EXERCISE:
Search the records for the word "subtitle". Copy every line where it appears.

Component data from apps and pages:
=-=-=

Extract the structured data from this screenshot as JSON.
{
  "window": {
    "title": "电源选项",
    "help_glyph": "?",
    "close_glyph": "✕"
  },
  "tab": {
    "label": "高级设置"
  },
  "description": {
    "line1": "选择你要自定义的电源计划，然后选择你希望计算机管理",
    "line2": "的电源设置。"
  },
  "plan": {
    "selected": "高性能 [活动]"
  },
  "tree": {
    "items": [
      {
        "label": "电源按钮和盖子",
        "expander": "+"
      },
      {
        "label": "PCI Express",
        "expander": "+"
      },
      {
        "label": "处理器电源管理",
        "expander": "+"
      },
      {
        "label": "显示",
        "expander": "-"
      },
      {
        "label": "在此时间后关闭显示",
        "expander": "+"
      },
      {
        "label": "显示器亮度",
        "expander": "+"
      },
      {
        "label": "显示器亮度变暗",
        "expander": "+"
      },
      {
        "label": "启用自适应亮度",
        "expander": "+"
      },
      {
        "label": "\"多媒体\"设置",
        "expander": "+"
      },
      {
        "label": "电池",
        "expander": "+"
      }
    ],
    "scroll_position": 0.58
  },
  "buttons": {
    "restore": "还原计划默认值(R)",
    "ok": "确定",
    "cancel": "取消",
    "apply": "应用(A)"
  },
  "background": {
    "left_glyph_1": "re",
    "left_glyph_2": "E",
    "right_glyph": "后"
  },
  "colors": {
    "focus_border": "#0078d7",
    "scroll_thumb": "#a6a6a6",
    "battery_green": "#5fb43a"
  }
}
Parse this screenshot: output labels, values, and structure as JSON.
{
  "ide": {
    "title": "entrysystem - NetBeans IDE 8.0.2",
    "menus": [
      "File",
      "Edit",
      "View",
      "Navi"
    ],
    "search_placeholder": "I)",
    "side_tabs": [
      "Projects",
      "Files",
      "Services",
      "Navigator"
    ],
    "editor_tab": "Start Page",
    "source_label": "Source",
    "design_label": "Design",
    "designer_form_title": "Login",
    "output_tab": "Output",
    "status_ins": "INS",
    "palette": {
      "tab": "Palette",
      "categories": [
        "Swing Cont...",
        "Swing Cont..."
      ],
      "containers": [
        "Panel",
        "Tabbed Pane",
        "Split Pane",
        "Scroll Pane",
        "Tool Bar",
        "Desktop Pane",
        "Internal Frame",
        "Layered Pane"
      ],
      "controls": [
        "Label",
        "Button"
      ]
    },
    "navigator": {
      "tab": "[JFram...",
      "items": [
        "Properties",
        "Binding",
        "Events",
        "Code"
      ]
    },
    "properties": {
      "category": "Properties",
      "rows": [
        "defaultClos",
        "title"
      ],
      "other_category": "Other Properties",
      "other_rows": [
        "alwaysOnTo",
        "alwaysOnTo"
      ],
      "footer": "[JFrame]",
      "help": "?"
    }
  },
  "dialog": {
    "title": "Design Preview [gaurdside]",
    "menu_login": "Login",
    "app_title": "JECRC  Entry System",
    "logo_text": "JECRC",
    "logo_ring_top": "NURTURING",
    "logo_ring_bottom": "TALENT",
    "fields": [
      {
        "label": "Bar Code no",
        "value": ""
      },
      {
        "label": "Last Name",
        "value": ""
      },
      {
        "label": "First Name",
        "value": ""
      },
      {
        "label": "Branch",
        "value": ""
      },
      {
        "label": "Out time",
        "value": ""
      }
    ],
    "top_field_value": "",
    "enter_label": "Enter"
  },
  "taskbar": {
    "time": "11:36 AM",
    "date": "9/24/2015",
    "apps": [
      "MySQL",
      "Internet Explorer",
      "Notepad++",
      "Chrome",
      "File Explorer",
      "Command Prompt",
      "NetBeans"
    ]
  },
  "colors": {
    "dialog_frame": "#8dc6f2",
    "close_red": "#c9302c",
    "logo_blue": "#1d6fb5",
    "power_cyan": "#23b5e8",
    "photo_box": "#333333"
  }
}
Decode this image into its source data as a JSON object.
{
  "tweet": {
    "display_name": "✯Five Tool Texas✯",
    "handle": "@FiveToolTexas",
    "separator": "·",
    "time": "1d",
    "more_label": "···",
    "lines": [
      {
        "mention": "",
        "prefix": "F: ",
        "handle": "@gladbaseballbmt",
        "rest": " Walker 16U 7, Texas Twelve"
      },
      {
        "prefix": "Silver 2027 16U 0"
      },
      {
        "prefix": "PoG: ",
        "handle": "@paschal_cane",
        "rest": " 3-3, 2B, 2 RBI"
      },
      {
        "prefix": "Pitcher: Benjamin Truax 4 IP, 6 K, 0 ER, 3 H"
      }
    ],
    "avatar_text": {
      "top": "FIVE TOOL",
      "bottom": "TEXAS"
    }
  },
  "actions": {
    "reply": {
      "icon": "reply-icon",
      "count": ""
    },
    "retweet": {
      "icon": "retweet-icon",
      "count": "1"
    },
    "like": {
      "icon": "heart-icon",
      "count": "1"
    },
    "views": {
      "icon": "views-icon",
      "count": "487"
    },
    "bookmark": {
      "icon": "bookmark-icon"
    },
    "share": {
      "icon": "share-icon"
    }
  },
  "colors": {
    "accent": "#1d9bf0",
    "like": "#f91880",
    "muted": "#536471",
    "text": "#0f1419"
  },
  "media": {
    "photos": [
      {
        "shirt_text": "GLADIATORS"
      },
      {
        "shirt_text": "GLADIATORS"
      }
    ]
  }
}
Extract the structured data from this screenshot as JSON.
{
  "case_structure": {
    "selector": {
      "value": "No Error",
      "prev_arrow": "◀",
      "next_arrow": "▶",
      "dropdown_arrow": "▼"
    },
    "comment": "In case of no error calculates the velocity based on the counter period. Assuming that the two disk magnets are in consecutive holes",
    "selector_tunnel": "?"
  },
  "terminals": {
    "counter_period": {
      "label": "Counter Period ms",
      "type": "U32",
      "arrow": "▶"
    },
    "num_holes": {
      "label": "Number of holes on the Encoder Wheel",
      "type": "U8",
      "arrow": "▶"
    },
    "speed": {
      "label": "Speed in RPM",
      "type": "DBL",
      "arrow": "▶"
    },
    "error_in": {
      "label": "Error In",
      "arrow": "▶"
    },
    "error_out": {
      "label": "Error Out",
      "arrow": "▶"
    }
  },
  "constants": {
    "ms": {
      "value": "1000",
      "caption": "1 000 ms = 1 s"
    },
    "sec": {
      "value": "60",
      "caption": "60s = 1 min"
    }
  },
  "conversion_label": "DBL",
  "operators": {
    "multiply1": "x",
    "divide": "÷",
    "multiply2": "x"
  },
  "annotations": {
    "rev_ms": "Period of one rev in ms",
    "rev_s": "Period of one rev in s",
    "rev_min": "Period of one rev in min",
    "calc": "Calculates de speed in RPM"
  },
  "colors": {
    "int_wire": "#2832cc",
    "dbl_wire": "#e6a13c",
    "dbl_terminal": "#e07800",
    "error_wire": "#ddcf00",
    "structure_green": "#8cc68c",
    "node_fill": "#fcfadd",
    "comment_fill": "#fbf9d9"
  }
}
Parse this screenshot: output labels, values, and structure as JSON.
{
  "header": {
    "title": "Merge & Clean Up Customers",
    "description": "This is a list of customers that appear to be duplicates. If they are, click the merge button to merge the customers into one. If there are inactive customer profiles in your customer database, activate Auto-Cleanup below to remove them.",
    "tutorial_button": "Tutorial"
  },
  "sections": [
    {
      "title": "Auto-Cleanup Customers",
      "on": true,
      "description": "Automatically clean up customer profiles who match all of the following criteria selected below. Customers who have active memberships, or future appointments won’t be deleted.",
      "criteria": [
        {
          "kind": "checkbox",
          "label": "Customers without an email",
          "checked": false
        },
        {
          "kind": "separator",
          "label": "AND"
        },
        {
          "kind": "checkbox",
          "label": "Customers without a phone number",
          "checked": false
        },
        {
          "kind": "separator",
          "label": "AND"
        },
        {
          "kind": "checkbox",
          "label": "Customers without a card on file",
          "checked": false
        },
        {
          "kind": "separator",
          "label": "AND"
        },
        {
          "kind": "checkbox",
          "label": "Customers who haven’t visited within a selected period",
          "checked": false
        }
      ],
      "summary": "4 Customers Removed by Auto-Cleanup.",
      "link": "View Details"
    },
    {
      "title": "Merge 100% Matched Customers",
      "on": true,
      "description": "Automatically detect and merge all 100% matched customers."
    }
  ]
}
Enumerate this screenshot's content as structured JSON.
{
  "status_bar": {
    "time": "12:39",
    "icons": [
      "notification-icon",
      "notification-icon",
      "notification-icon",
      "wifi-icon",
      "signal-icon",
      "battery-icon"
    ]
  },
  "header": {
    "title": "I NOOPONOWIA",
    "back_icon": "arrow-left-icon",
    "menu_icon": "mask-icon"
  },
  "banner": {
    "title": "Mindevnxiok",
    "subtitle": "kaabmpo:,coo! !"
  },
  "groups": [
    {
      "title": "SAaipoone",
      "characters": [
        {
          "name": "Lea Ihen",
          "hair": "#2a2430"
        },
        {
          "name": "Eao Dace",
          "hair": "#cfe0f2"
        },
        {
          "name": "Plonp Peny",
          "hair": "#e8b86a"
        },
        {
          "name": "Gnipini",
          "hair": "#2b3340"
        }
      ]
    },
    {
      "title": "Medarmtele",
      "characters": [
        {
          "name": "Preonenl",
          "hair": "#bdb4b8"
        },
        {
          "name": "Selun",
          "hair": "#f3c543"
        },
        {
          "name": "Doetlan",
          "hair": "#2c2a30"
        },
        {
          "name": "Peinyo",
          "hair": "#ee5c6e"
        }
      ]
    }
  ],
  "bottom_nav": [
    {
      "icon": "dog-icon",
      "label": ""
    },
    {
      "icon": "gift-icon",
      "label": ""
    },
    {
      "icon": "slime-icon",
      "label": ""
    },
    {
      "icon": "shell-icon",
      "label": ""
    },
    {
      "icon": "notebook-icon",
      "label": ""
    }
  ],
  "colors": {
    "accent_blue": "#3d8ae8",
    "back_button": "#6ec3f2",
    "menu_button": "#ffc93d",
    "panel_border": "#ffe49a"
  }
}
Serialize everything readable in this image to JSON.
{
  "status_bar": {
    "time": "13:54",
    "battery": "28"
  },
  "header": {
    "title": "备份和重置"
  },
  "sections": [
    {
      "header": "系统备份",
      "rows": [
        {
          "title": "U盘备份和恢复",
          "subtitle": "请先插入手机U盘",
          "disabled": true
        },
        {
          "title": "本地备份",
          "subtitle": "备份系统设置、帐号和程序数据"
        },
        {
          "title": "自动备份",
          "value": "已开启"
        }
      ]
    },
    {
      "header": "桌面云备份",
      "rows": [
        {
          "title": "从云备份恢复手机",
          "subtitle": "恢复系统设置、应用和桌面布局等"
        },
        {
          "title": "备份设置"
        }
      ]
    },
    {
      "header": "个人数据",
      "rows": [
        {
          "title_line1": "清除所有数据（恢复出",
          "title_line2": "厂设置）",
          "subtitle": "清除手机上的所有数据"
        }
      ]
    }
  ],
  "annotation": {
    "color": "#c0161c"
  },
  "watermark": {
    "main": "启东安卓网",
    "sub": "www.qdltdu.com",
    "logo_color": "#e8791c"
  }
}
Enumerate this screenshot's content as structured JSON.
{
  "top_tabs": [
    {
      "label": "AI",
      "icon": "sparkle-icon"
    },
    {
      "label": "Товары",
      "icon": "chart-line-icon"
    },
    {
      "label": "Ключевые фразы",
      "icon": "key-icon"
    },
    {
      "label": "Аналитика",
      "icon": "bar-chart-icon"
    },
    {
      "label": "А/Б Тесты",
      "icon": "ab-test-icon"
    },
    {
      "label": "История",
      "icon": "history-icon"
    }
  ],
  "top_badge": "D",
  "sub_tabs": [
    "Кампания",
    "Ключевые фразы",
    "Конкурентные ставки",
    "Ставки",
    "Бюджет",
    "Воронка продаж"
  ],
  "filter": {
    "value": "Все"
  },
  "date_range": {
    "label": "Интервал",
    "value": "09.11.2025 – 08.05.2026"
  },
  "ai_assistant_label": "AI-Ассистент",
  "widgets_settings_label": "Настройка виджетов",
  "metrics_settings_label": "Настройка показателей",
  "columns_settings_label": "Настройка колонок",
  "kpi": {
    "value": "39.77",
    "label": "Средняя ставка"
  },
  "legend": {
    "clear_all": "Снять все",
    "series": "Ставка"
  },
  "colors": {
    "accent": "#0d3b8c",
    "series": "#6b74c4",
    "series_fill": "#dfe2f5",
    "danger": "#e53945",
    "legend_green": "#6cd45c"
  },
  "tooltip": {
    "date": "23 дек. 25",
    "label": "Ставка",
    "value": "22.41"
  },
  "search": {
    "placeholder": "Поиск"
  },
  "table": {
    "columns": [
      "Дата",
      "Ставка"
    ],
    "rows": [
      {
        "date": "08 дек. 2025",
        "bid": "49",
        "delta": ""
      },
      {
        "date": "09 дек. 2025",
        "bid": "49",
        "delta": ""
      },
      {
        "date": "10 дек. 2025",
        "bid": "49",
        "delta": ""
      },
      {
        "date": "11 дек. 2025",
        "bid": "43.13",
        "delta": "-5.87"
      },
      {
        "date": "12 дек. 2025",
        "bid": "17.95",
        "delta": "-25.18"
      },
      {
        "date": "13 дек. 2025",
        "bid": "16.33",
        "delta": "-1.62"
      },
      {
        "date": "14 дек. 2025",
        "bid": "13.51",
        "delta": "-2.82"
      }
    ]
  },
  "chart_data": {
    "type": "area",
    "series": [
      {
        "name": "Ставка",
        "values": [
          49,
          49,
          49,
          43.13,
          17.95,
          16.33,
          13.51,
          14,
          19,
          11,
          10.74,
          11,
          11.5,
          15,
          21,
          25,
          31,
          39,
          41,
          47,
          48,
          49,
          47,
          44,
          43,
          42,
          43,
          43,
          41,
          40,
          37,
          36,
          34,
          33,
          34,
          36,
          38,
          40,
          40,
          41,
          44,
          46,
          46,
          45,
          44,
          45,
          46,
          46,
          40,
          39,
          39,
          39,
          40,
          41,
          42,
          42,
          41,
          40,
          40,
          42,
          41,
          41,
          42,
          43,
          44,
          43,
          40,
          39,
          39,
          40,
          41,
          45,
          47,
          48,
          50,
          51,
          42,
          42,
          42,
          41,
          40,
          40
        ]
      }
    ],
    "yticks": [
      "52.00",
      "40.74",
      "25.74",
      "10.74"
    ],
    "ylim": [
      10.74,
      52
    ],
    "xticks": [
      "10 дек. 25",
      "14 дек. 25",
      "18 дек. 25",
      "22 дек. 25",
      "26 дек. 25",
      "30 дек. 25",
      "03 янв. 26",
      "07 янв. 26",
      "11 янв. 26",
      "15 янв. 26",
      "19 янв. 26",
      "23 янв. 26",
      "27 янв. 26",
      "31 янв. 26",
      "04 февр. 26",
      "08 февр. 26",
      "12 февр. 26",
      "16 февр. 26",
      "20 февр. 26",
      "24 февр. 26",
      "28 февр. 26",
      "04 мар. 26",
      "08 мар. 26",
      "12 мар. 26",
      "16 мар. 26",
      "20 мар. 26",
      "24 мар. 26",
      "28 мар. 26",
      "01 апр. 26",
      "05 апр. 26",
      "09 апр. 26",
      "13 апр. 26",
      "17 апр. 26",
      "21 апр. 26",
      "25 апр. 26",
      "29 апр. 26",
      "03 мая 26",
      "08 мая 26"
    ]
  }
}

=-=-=

ANSWER TO THIS EXERCISE:
    "subtitle": "kaabmpo:,coo! !"
          "subtitle": "请先插入手机U盘",
          "subtitle": "备份系统设置、帐号和程序数据"
          "subtitle": "恢复系统设置、应用和桌面布局等"
          "subtitle": "清除手机上的所有数据"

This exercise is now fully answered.